HRC’s speech

Exceeds expectations. A solid B speech.

Hillary is the star of the morning; the other speakers didn’t get much more attention than their speeches deserved. As an un-fan, I was pleasantly surprised by her speech, which (mostly) wasn’t actively painful to listen to. [If you ever want to appear eloquent, appear against a background of the sort of oratory characteristic of this convention. It brings me back to junior high school, except that I seem to recall some of the candidates for treasurer of the student body being somewhat less boring.]

At the beginning and recurrently, Hillary shouts into the microphone, whether out of genuine emotion or because of bad habits developed in speaking over the (real or imagined) roar of crowds. Her voice is already hoarse; if I were her voice coach, I’d be worried.

She does a pretty good autobiography, with a long and interesting account of her mother’s difficult childhood. That segues into the verse-and-refrain part of the speech, with the refrain line being “You are invisible” (to the Bush Administration).
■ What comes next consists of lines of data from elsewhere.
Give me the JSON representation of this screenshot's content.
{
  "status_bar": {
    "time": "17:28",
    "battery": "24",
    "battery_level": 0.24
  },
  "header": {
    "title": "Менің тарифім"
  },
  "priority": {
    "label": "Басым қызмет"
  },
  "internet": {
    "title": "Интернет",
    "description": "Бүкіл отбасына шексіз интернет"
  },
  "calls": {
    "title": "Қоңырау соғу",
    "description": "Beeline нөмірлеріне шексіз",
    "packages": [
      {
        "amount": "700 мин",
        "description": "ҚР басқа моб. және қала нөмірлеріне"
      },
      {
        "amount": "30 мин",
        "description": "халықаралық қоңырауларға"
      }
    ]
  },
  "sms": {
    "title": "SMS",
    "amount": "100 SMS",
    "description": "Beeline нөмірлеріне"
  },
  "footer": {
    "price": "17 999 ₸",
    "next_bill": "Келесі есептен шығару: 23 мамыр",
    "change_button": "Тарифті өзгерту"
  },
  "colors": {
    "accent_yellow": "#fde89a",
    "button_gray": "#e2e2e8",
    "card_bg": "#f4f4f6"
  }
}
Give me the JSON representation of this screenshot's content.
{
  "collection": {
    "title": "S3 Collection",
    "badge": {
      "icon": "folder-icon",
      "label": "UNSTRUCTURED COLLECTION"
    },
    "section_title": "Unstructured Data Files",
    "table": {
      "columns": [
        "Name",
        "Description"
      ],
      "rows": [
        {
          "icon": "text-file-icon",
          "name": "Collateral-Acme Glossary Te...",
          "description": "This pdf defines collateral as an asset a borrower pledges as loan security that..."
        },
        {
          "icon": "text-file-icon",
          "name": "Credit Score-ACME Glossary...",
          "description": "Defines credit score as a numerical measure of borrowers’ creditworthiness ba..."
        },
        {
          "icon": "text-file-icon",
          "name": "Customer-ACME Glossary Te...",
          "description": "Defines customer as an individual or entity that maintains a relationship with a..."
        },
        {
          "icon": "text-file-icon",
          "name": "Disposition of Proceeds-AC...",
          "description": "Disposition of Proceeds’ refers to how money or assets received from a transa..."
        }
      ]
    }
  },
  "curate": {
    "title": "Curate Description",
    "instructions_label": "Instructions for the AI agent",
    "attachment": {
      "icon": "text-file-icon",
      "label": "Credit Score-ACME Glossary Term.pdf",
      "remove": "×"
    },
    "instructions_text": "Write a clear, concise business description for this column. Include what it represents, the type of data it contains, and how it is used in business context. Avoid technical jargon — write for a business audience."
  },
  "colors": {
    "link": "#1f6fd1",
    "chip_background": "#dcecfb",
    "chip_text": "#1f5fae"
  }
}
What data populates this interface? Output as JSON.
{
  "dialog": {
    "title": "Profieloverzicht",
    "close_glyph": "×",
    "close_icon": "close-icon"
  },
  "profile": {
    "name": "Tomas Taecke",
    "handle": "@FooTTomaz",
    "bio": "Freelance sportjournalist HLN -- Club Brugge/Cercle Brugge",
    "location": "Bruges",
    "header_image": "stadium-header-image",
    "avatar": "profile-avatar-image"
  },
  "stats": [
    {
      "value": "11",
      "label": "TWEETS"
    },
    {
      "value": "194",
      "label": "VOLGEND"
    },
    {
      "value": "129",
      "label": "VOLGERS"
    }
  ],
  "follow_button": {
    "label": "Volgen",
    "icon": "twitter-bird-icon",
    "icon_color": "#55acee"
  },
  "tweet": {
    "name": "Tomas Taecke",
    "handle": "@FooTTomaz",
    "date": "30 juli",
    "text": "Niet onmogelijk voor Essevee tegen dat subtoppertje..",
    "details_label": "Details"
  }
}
Her immigration riff is cunningly devised, starting out with a strong affirmation that “immigrants are the lifeblood of America” and then moving into a fairly tough-sounding set of policy proposals, including a national personal registration system. The crowd is enthusiastic about the “lifeblood” part, less so about what comes later, but she seems to get away with it. Nice gay-rights line: at the end of a litany of “no matters” (you ought to be treated well “no matter” this or that) she adds, “No matter who you love,” which gets a big cheer.

Someone seems to have told HRC that her speeches needed some gestures. Now someone has to tell her that the gestures should look reasonably normal and human. At points it looks as if she’s trying to fly by flapping her arms.

Overall, not a terrible performance. But the speech seemed to me a collection of parts that didn’t really make a whole. I’m not sure that a random rearrangement of the paragraphs would have done it any harm.

Author: Mark Kleiman

Professor of Public Policy at the NYU Marron Institute for Urban Management and editor of the Journal of Drug Policy Analysis. Teaches about the methods of policy analysis about drug abuse control and crime control policy, working out the implications of two principles: that swift and certain sanctions don't have to be severe to be effective, and that well-designed threats usually don't have to be carried out. Books: Drugs and Drug Policy: What Everyone Needs to Know (with Jonathan Caulkins and Angela Hawken) When Brute Force Fails: How to Have Less Crime and Less Punishment (Princeton, 2009; named one of the "books of the year" by The Economist Against Excess: Drug Policy for Results (Basic, 1993) Marijuana: Costs of Abuse, Costs of Control (Greenwood, 1989) UCLA Homepage Curriculum Vitae Contact: